Segment Open

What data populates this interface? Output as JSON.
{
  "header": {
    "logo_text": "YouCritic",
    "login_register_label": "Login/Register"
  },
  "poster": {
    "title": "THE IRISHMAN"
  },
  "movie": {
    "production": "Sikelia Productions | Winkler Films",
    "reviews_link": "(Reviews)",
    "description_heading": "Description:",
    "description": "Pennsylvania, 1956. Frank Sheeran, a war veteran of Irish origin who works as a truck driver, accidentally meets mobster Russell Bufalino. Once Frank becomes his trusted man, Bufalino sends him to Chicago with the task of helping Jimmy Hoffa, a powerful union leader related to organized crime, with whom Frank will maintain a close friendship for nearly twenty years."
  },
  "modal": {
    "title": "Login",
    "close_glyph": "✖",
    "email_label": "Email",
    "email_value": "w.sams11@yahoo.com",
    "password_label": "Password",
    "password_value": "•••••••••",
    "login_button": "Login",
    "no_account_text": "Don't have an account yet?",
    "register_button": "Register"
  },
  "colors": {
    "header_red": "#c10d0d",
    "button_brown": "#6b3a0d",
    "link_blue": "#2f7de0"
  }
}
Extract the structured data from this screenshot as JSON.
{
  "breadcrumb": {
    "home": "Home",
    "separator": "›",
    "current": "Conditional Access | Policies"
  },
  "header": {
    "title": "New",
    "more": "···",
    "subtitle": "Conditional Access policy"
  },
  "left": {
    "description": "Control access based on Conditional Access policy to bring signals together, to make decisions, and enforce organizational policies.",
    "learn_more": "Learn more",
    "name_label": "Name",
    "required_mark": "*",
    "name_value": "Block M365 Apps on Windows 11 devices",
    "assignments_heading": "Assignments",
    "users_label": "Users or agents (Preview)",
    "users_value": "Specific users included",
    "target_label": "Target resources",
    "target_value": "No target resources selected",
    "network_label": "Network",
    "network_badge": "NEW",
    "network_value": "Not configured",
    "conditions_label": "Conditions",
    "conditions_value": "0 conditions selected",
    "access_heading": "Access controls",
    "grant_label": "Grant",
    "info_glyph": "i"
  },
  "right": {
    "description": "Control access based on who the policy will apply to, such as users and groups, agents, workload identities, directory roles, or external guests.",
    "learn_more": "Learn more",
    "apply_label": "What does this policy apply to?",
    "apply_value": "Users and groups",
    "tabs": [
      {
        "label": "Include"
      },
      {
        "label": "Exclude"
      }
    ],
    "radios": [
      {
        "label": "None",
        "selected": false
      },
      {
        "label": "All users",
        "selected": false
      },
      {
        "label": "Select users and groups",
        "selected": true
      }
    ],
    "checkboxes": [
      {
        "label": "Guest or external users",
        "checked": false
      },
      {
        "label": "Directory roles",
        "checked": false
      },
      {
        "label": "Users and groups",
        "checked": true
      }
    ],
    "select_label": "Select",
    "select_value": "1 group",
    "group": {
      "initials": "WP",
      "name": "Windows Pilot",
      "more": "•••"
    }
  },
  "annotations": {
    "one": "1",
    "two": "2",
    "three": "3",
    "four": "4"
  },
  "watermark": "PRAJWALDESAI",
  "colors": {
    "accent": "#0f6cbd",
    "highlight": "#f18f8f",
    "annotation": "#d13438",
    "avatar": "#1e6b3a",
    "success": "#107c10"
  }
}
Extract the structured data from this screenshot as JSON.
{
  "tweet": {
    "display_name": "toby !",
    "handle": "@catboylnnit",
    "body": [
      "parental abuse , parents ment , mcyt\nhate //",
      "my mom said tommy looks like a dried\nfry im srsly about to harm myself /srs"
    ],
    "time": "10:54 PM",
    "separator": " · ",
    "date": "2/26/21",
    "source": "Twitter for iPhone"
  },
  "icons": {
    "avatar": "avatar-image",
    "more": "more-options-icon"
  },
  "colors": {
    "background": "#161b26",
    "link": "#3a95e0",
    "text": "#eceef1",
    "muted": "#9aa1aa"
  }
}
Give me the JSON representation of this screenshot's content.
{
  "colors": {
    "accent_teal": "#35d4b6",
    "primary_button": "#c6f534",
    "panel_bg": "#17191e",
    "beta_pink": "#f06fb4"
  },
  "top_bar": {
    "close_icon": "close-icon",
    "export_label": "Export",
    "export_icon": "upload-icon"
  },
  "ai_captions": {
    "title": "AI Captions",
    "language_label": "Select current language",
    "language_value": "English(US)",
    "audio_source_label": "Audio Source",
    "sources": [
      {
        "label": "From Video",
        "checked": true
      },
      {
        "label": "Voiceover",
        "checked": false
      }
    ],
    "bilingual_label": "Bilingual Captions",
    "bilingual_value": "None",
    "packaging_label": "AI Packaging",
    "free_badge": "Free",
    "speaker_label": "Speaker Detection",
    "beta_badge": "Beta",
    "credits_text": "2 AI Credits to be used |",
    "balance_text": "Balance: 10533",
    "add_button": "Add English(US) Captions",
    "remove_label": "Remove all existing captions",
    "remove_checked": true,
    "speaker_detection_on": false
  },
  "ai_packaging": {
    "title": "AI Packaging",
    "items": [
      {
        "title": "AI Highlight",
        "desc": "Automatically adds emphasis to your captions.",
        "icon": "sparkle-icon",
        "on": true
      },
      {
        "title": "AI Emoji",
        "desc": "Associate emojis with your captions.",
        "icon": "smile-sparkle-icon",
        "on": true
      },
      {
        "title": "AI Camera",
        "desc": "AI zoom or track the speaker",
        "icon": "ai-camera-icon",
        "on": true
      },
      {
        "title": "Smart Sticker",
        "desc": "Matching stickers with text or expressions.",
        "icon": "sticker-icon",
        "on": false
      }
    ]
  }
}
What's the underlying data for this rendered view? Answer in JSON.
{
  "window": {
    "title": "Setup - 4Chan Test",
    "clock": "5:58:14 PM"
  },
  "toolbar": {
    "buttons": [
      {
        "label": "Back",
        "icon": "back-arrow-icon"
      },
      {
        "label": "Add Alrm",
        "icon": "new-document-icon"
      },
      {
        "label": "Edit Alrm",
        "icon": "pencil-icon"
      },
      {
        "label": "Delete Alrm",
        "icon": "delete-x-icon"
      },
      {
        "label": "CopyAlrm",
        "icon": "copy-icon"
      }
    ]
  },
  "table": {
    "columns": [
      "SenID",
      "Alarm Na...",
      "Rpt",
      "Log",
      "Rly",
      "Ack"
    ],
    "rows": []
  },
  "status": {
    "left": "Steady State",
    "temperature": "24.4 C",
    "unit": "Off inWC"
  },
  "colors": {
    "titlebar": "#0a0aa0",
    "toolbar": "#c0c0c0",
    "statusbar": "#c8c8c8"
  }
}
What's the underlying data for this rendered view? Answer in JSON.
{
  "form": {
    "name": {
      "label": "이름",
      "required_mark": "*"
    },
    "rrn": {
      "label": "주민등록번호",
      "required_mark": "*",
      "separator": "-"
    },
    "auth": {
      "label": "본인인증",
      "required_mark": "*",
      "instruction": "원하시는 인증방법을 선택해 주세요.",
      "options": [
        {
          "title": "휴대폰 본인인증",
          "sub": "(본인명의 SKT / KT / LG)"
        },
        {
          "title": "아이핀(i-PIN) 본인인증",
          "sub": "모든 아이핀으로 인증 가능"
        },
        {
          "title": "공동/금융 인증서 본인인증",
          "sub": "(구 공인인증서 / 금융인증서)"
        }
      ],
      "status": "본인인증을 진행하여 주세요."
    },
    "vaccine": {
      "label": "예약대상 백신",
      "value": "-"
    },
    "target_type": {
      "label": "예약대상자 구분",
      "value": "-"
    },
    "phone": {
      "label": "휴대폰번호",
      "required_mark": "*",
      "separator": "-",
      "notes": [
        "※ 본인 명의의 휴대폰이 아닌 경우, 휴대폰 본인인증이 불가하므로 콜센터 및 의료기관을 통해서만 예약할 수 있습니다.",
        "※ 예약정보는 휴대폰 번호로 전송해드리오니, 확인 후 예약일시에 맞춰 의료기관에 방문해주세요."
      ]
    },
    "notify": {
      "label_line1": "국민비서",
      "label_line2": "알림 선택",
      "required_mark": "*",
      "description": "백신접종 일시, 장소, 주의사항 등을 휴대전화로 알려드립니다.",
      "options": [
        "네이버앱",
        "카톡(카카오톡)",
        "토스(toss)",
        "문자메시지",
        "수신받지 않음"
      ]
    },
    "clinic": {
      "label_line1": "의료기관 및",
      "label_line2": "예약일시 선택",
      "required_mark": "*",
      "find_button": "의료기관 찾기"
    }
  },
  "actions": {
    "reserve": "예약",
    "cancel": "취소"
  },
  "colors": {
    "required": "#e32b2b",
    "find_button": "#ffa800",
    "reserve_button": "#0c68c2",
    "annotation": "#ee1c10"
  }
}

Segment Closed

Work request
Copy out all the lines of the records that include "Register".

Answer below
    "login_register_label": "Login/Register"
    "register_button": "Register"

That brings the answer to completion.